In Philadelphia, an office worker picks up a bottled water at a convenience store during the lunch hour. When done, she tosses it in a street trash can, not having found a recycling bin along her route.
An ocean away, in Mumbai, a waste picker collects a plastic bottle from atop a towering landfill in order to sell it, along with thousands more, to a recycling facility for a few dollars a day.
Alums Peter Wang Hjemdahl and Svanika Balasubramanian, along with co-founder Aditya Siroya who is taking time off from his studies at Penn, launched reBalance this week. It’s a new online platform that enables consumers to reduce and then offset their plastic waste by making a payment corresponding to the amount of waste they generate annually. Through reBalance, those funds will funnel to waste worker cooperative organizations, which provide safe and sustainable livelihoods for their members, whose efforts reduce the amount of plastic in the environment.
“We realized that there was a bottleneck,” says Siroya. “These waste worker organizations lack the capital they need to scale up their impact, both environmentally and socially. At the same time, there’s a growing wave of consciousness among consumers about the plastic they’re generating, yet they lack a concrete way to take actions.” He says reBalance capitalizes on this awareness to support organizations on the verge of revolutionizing an industry.
The United States recycles only about 9 percent of its waste, roughly half of which is exported to foreign nations. China was the primary recipient until a ban on waste imports was set last year, diverting the flow of U.S. waste shipments to countries such as Malaysia and Thailand. India, too, imports plastic waste from abroad.
Yet managing that waste internally is fraught. Waste pickers and waste sorters, or kabadiwalas, occupy one of the lowest rungs on the socioeconomic ladder in India, often working in dangerous conditions for poverty wages.
The rePurpose team got to know many of these workers in the months-long process of applying for and then implementing their President’s Engagement Prize-winning project. They used the financial support and mentorship to connect with innovative organizations striving to formalize the waste picking and recycling industry in India, and who were providing workers with stable income streams and less hazardous working conditions.
At the same time, the team saw a surge of awareness about issues like ocean plastic pollution, with bans on single-use products like straws and plastic bags taking hold in the U.S., India, and many other places around the globe.
“We looked at these two seemingly disparate pieces,” says Siroya, “a formalized recycling industry in India that is starting to grow, and consumers all over the world looking to reduce their plastic output, and we asked, ‘Is there anything we can do to connect the two?’”
Their concept, reBalance, mobilizes consumers’ concerns into action, while simultaneously generating needed capital for waste worker organizations. Becoming a “reBalancer” entails four discrete steps, Siroya explains, all initiated through the group’s website.
Users first complete a survey to calculate their personal plastic footprint.
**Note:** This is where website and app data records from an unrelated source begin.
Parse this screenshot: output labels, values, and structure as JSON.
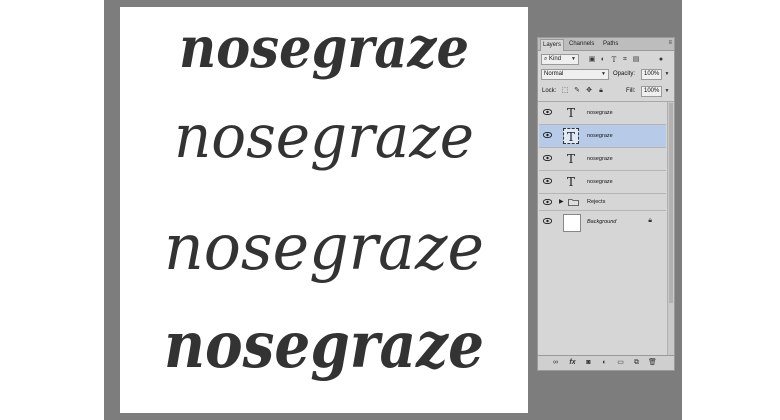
{
  "canvas": {
    "words": [
      "nosegraze",
      "nosegraze",
      "nosegraze",
      "nosegraze"
    ]
  },
  "panel": {
    "tabs": [
      "Layers",
      "Channels",
      "Paths"
    ],
    "filter": {
      "kind_label": "Kind"
    },
    "blend_mode": "Normal",
    "opacity_label": "Opacity:",
    "opacity_value": "100%",
    "lock_label": "Lock:",
    "fill_label": "Fill:",
    "fill_value": "100%",
    "layers": [
      {
        "name": "nosegraze",
        "type": "text",
        "selected": false
      },
      {
        "name": "nosegraze",
        "type": "text",
        "selected": true
      },
      {
        "name": "nosegraze",
        "type": "text",
        "selected": false
      },
      {
        "name": "nosegraze",
        "type": "text",
        "selected": false
      },
      {
        "name": "Rejects",
        "type": "group",
        "selected": false
      },
      {
        "name": "Background",
        "type": "background",
        "selected": false
      }
    ],
    "footer_icons": [
      "link-icon",
      "fx-icon",
      "mask-icon",
      "adjustment-icon",
      "folder-icon",
      "new-layer-icon",
      "trash-icon"
    ]
  },
  "colors": {
    "workspace": "#7d7d7d",
    "ink": "#333333",
    "selection": "#b7cbe8"
  }
}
Next, they are given strategies to lower that number. “Based on the consumers’ inputs, we can personalize recommendations to help them reduce their plastic footprint,” Siroya says. Actions can range from carrying a reusable water bottle to substituting shampoo bars for plastic-packaged varieties, or using menstrual cups instead of disposable sanitary pads or tampons.
Third, consumers offset their plastic footprint with a payment to one of the waste worker organizations with which reBalance has partnered. That payment—roughly $3 to $4 a month for an average consumer—will allow the workers to collect and recycle an amount of plastic waste equivalent to what the consumer generates. “In essence, for the cost of one bottle of water a month you can go plastic neutral,” says Siroya.
To accomplish this third step, reBalance is partnering with three organizations in India, Aasra Welfare Association, Saahas Zero Waste, and Waste Ventures India. “We’re guaranteeing living wages, good working conditions, and are making sure the money is actually helping the organization build capacity and grow them bigger than they are today,” Hjemdahl says.
The final step is for reBalancers to join an online community to further their education about plastic waste.
“We want to connect conscious, like-minded consumers across cities, even countries, to collectively identify and act on the issue of plastic pollution through a range of actions, from advocacy to activism to volunteering on the ground,” says Siroya.
Over the coming months, the team is rolling out their platform and has ambitious goals for growing it. By June, they aim to have 10,000 reBalancers, with 25,000 by the close of 2019. Balasubramanian, Hjemdahl, and Siroya will be spending time in cities including Philadelphia, Boston, New York, and Los Angeles in the U.S., and Mumbai, Bangalore, and Hyderabad in India. They plan to market reBalance with pop-up events and other gatherings. They’re also hoping to engage corporate reBalancers, such as hotels and grocery stores, to extend the reach of their efforts.
And while the platform’s goal is for consumers, be they college students or corporations, to go plastic-neutral, the team behind reBalance doesn’t view this as a one-off step, but rather the start of a movement that will transform how society views plastic waste.
“We see the act of reBalancing as the beginning of a lifelong engagement with the consumer,” Siroya says. “The goal is to mobilize a community of reBalancers who can then make the case to governments and business for alternatives to plastics.”